“What we were trying to do as well is get those sea lions away from us, from the boat, so that at least we can do what we’re trying to do, get the fish without having our lives in danger. Anybody that’s ever been bitten by a sea lion the way that I have, don’t take long to come to the conclusion that they don’t want that to happen a second time, to them or any of the crew on board.”
He said it was understandable that the general public wouldn’t know how the herring fishery worked.
“When they see something like that (the video) it automatically puts a black cloud over the fishermen on the BC coast, which is very unfortunate,” said Marsden.
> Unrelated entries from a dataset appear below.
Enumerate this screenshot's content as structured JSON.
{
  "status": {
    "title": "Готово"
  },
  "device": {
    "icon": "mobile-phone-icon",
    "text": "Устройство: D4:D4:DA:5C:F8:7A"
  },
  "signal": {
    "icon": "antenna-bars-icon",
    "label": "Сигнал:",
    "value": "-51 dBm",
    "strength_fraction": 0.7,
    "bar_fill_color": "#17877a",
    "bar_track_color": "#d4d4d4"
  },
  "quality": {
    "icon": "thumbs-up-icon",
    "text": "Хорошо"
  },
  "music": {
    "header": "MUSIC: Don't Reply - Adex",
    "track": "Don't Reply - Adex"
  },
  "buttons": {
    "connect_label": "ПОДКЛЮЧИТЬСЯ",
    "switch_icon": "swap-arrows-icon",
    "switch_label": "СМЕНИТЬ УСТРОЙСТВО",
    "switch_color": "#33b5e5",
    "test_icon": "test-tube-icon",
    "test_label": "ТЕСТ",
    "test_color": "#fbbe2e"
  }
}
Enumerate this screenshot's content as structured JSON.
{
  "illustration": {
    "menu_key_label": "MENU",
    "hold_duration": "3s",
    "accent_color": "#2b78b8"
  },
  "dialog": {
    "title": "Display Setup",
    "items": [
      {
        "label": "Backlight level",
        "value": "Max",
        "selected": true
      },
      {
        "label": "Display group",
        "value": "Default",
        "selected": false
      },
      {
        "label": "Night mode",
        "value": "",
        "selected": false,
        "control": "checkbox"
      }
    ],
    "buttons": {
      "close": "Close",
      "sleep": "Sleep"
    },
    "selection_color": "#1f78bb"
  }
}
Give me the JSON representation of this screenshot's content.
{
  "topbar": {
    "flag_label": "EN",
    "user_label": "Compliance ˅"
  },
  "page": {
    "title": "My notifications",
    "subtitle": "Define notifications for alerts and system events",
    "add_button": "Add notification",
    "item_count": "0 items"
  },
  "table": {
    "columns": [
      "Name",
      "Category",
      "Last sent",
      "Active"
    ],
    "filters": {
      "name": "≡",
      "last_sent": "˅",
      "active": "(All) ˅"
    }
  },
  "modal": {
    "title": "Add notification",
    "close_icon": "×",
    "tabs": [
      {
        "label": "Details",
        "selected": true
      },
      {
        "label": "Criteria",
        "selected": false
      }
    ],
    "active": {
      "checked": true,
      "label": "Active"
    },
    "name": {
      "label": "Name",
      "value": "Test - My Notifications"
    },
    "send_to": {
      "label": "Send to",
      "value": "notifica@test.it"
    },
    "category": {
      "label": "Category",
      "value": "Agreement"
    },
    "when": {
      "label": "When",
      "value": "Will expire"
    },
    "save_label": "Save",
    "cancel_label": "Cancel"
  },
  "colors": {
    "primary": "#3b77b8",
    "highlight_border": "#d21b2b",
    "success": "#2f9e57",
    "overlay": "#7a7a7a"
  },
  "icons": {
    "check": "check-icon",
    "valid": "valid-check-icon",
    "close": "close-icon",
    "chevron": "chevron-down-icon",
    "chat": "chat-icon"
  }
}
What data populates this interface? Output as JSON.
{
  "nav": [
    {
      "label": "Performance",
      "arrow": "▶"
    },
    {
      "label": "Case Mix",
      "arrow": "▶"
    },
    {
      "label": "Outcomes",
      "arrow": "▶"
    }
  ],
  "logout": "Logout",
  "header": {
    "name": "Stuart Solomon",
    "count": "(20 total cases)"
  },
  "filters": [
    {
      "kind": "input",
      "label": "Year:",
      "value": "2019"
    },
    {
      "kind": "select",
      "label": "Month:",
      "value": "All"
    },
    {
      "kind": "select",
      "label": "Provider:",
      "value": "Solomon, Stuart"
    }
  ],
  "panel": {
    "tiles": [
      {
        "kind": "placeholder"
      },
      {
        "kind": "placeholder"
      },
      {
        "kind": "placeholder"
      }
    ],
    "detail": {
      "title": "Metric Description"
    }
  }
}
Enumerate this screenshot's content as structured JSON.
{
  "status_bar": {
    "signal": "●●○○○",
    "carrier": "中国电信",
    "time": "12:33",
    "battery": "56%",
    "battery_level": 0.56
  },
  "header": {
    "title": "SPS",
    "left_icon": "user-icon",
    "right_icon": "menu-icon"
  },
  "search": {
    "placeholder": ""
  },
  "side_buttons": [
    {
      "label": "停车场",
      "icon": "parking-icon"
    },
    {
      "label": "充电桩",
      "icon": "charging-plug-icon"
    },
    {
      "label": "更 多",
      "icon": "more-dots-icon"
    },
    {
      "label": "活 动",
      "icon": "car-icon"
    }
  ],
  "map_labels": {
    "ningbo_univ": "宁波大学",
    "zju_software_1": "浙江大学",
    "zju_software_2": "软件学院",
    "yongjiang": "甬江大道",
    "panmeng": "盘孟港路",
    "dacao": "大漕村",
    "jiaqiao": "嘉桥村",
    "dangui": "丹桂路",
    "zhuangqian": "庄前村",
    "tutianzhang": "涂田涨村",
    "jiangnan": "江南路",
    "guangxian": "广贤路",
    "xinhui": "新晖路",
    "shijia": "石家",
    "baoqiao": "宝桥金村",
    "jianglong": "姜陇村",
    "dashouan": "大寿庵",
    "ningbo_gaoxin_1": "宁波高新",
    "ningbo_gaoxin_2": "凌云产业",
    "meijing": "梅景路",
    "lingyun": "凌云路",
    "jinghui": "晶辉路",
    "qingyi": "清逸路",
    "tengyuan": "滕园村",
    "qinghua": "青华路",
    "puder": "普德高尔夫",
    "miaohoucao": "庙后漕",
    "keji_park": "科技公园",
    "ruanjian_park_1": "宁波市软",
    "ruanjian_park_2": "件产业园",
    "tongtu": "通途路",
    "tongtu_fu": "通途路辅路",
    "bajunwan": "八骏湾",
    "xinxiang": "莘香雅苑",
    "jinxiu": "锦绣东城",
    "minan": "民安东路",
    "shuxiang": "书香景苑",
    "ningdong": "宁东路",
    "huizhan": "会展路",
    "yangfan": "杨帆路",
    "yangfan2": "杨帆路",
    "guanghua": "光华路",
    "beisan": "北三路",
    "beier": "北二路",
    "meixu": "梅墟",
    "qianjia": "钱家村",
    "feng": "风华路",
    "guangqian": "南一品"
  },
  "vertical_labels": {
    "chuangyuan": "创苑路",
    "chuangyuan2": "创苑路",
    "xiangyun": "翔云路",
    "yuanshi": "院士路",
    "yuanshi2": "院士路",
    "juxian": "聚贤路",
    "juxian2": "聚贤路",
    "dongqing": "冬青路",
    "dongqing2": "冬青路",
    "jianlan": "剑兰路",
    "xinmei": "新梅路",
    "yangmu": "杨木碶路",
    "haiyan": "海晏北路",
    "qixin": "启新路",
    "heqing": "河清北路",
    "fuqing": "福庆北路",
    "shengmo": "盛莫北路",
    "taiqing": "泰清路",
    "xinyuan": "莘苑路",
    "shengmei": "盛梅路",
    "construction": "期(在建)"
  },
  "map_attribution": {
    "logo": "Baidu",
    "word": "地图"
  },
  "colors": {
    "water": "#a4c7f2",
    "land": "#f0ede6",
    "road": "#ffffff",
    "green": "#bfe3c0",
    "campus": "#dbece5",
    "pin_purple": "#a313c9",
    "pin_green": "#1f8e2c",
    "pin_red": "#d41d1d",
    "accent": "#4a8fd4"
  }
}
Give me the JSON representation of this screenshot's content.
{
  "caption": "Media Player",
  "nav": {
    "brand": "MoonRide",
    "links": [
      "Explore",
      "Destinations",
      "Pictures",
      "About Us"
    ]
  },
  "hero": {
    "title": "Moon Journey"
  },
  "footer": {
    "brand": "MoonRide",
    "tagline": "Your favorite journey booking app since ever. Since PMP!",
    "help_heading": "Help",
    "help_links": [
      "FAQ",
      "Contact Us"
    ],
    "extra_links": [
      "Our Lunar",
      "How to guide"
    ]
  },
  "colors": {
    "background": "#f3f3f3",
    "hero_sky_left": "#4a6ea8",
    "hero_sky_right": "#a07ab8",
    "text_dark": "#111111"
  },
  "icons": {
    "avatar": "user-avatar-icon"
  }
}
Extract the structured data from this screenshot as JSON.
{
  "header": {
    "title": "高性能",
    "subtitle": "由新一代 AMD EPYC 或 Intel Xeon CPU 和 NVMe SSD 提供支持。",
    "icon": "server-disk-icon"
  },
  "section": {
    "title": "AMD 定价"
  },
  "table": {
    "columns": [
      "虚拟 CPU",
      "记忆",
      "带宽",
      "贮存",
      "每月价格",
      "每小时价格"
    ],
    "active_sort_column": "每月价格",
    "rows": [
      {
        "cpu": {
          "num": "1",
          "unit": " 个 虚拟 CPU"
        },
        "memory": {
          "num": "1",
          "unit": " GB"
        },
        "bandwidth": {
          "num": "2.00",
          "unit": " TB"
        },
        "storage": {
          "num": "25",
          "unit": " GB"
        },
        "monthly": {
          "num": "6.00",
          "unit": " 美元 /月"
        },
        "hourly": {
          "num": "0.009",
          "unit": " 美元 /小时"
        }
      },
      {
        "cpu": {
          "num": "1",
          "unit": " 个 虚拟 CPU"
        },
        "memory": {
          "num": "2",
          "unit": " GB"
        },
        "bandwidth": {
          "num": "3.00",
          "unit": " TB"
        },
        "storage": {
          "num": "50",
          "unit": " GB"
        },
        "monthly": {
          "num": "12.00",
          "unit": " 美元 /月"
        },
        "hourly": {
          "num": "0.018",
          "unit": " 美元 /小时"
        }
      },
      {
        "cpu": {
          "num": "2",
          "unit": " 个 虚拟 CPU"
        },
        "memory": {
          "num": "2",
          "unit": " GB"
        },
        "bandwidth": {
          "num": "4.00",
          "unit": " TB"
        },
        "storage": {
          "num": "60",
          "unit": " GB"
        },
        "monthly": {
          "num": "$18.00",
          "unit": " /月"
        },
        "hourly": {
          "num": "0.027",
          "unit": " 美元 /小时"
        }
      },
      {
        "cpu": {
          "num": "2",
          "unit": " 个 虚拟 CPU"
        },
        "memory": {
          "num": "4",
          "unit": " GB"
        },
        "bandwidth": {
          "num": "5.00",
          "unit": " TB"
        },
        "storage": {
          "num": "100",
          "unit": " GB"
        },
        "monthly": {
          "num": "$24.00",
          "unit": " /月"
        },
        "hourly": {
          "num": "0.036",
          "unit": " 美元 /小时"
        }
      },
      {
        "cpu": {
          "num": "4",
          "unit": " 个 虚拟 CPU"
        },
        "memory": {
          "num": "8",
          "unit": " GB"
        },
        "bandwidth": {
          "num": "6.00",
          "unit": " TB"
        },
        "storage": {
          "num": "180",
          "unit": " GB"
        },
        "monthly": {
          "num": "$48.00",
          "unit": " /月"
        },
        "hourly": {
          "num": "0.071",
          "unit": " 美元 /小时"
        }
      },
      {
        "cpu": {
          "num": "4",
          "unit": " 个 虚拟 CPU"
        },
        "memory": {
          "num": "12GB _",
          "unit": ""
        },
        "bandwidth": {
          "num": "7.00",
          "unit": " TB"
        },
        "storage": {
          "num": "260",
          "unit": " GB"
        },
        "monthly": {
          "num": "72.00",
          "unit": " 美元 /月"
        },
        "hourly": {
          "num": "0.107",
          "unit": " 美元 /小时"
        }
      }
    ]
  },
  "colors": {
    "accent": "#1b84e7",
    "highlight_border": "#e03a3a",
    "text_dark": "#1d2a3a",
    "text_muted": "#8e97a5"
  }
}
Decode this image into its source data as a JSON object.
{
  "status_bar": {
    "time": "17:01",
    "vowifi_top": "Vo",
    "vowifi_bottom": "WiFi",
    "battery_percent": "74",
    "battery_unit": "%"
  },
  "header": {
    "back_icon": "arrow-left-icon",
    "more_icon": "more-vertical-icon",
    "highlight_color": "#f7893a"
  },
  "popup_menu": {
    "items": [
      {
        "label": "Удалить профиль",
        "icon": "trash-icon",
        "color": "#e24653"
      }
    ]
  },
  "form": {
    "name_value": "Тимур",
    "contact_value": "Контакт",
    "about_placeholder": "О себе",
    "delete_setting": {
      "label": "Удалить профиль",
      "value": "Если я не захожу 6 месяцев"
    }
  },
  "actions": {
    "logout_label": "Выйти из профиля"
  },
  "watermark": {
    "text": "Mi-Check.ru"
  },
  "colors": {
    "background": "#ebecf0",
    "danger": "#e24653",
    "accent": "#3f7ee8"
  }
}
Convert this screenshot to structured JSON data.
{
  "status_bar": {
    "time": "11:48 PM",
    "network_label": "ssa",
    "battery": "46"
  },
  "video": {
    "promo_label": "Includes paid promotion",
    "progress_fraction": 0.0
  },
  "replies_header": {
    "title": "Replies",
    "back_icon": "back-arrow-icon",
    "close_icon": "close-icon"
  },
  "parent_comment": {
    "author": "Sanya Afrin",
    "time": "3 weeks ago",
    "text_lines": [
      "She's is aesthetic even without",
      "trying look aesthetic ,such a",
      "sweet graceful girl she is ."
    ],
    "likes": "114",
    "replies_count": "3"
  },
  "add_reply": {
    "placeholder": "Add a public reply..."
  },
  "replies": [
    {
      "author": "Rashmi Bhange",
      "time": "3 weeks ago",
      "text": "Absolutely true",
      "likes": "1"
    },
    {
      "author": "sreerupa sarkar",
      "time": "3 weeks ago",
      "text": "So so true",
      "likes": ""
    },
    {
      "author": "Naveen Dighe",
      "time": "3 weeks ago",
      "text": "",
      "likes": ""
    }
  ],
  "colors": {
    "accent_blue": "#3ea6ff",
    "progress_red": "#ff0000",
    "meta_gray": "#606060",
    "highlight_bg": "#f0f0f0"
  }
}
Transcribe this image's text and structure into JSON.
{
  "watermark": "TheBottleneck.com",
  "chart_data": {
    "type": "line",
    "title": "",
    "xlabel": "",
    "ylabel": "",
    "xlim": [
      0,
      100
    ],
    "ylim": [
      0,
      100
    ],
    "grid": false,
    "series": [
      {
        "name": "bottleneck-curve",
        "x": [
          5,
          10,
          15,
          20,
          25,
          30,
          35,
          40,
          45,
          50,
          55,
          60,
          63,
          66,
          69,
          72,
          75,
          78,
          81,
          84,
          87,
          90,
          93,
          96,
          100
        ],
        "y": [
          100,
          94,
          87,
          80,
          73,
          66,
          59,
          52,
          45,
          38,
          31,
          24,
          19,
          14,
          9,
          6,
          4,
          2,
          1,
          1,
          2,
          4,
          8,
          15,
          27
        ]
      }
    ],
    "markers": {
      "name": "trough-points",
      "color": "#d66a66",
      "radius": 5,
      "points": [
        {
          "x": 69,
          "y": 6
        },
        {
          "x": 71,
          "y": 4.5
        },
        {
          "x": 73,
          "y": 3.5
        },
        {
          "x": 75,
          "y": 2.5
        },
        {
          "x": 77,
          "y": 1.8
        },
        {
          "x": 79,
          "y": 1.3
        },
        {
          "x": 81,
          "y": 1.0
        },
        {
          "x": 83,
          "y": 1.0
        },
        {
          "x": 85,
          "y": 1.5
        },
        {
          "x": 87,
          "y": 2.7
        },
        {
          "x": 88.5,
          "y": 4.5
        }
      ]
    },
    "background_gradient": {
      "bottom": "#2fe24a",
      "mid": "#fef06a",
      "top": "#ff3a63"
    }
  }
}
“I can understand how it happens, but it also makes me cranky when the media does something like that without having the other side of the story.”
He compared the use of the explosive to a hiker taking bear repellent with them during the salmon run.
“I think that’s where the name bear banger comes from,” said Marsden.
“That’s a similar situation here, except it’s a creature in the ocean where we’re trying to make a living. That’s about the best comparison I could give.”
He was also glad that the video was getting widely viewed.
“At least they’re getting educated on when they do hear and read in papers and so on and so forth about the battle we’re having out here,” said Marsden.
“There’s nobody out here that is deliberately going out to kill sea lions. I don’t have a gun on the boat, I’ve never had a gun on the boat for many, many years, and I have no intention of bringing one aboard, but if myself and the crew is threatened by sea lions and prevented from doing our job, I figure the least I can do is set off a bear bomb to try and scare them away from us. If people think that’s a ridiculous, crazy thing to do, and I should be thrown in jail, bring in the cops with handcuffs and take me away, because I will not stop protecting myself and the crew on the boat.”
He also hoped the federal fisheries department (DFO) would speak with him about the incident.
As for anything he could have changed in the video, Marsden wished that there hadn’t been laughter, though he did say that if a person can’t laugh “every once in a while”, they might as well dig a hole and climb in.
“As for the bear bomb, I have no regrets whatsoever about chucking it in,” said Marsden.
“If I had more aboard the boat, I would do it again every time I had to. I don’t do it just because I want to do it, but if I feel that it’s necessary to be done, every time.”
In response to a request for comment about the video, DFO supplied the following statement:
“Fisheries and Oceans Canada is aware of a video showing a man throwing what appears to be a lit noisemaking device known as a “bear banger” into a crowd of sea lions in the Strait of Georgia.
DFO fishery officers from Nanaimo and Campbell River are aware and investigating whether the incident contravenes Section 7 of the Marine Mammal Regulations, which make it illegal to disturb, harm or kill marine mammals. Charges may be laid.
DFO reminds fishers and the public that it is illegal to disturb or harm marine mammals by any means, including by use of acoustic deterrents. Anyone witnessing a potential contravention of the Marine Mammal Regulations should contact their local fishery officer detachment or call 1-800-465-4336 (all of British Columbia) or 604-607-4186 (greater Vancouver).”